Giacometti located his creative epiphany in 1945 when he emerged from a Montparnasse cinema and saw the world as if for the first time, unclouded by the veil of the real. From that moment, he felt the need to account for what he saw, knowing that all the time he would fail, but that only failure itself would lead to the truth. As he later noted, "The more you fail, the more you succeed. It is only when everything is lost and -- instead of giving up -- you go on, that you experience the momentary prospect of some slight progress. Suddenly you have the feeling -- be it an illusion or not -- that something new has opened up."
As the interview progresses Giacometti cracks open artistic inspiration as the frenzied pursuit of such illusions. Even three years before his death, when he was internationally recognized, the artist worked frenetically, as if a lifetime of grasping for, but never quite capturing, enlightenment could be reversed with just one more sculpture.
According to Dupin, interviewed extensively in Michel van Zele's What is a Head?, Giacometti was so convinced that only his newest work scraped close to truth that he would want to pack and dispatch solely sculptures, still dripping water and clay, to any exhibition. Only the interventions of his brother, his wife, and his friends filled galleries with his finished, haunting recreations of human persistence.
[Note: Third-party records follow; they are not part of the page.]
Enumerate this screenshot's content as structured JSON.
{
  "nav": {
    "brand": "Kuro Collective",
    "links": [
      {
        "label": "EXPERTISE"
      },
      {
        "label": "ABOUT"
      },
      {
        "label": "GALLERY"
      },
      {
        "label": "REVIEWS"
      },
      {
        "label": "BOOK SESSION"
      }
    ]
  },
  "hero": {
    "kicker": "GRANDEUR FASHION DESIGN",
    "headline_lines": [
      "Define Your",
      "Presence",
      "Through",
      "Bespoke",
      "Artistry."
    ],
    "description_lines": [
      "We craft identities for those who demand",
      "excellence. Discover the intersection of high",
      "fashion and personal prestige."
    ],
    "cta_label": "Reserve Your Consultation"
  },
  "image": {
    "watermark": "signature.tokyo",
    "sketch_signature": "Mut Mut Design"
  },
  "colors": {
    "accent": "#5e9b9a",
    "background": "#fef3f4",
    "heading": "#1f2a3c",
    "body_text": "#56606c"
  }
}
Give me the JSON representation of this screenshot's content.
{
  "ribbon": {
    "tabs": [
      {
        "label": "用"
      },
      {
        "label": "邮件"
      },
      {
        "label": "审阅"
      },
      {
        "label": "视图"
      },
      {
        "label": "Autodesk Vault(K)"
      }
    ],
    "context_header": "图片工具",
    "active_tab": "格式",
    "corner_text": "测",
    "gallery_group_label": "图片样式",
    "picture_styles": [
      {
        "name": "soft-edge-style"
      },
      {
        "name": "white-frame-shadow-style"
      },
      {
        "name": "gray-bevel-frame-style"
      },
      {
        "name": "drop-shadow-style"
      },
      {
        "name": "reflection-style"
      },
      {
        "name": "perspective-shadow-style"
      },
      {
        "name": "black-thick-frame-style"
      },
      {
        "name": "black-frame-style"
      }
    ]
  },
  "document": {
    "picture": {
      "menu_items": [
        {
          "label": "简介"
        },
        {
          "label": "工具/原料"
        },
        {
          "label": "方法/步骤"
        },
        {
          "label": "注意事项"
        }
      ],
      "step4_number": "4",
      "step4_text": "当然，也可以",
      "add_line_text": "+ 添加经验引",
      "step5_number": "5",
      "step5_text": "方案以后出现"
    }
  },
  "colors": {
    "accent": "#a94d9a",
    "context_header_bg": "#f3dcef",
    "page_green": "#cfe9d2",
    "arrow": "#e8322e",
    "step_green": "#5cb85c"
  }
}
For Giacometti, drawing and sculpting did not represent what he saw; instead he sought, through his art, to understand what he saw. He perceived, that day in Montparnasse, a void that isolated everyone and everything, leaving all "floating in emptiness, separated by an immense distance." But isolation also held within it courage and determination. Giacometti traced the vulnerability of his figures, those slender trajectories of resistance against space, to his perception of human endeavor: "I always feel that there's a fragility in living creatures, as if at every moment they needed an incredible drive to remain standing, always at risk of collapsing." More than fragility, too, he saw imminent extinction, knowing that death inhabited the living and quickly abandoned the dead.As his fingers drew presence out of the void, he saw his work as "testing a talent to find a fact."
While Drot's film is itself rich in "fact," prowling slowly from one masterwork to the next, often accompanied by the artist's own recollections of its genesis and fruition (no small accomplishment in a television documentary), it's van Zele who focuses on one key element of the works themselves -- the representation of the human head. In so doing, he casts his net widely, drawing in close friends of Giacometti's such as Dupin, Roger Montandon, and Ernst Scheidegger, a young German soldier who met Giacometti while vacationing in a Swiss hotel.
Giacometti's fascination with the head began in the early 1930s.
In 1934, André Breton, contemptuous of Giacometti's
return to the human body as subject after his cubist and
surrealist work, scoffed that everyone knows "what a head is
now." Giacometti snapped back, "I don't," and abandoned the
surrealists forever. According to Scheidegger, who later shot
his own film about the artist, Giacometti found in the human
head "an insoluble mystery," perpetually drawing him towards
truth and into despair. Giacometti himself said, "The first time
that I saw the head I was looking at become fixed, immobilized
definitively in a moment in time, I shook with terror as never
before in my life and a cold sweat ran down my back. What I was
looking at was an object like any other, no, different, not like
any other object, but like something which was alive and dead at
the same time."
--by Lesley Smith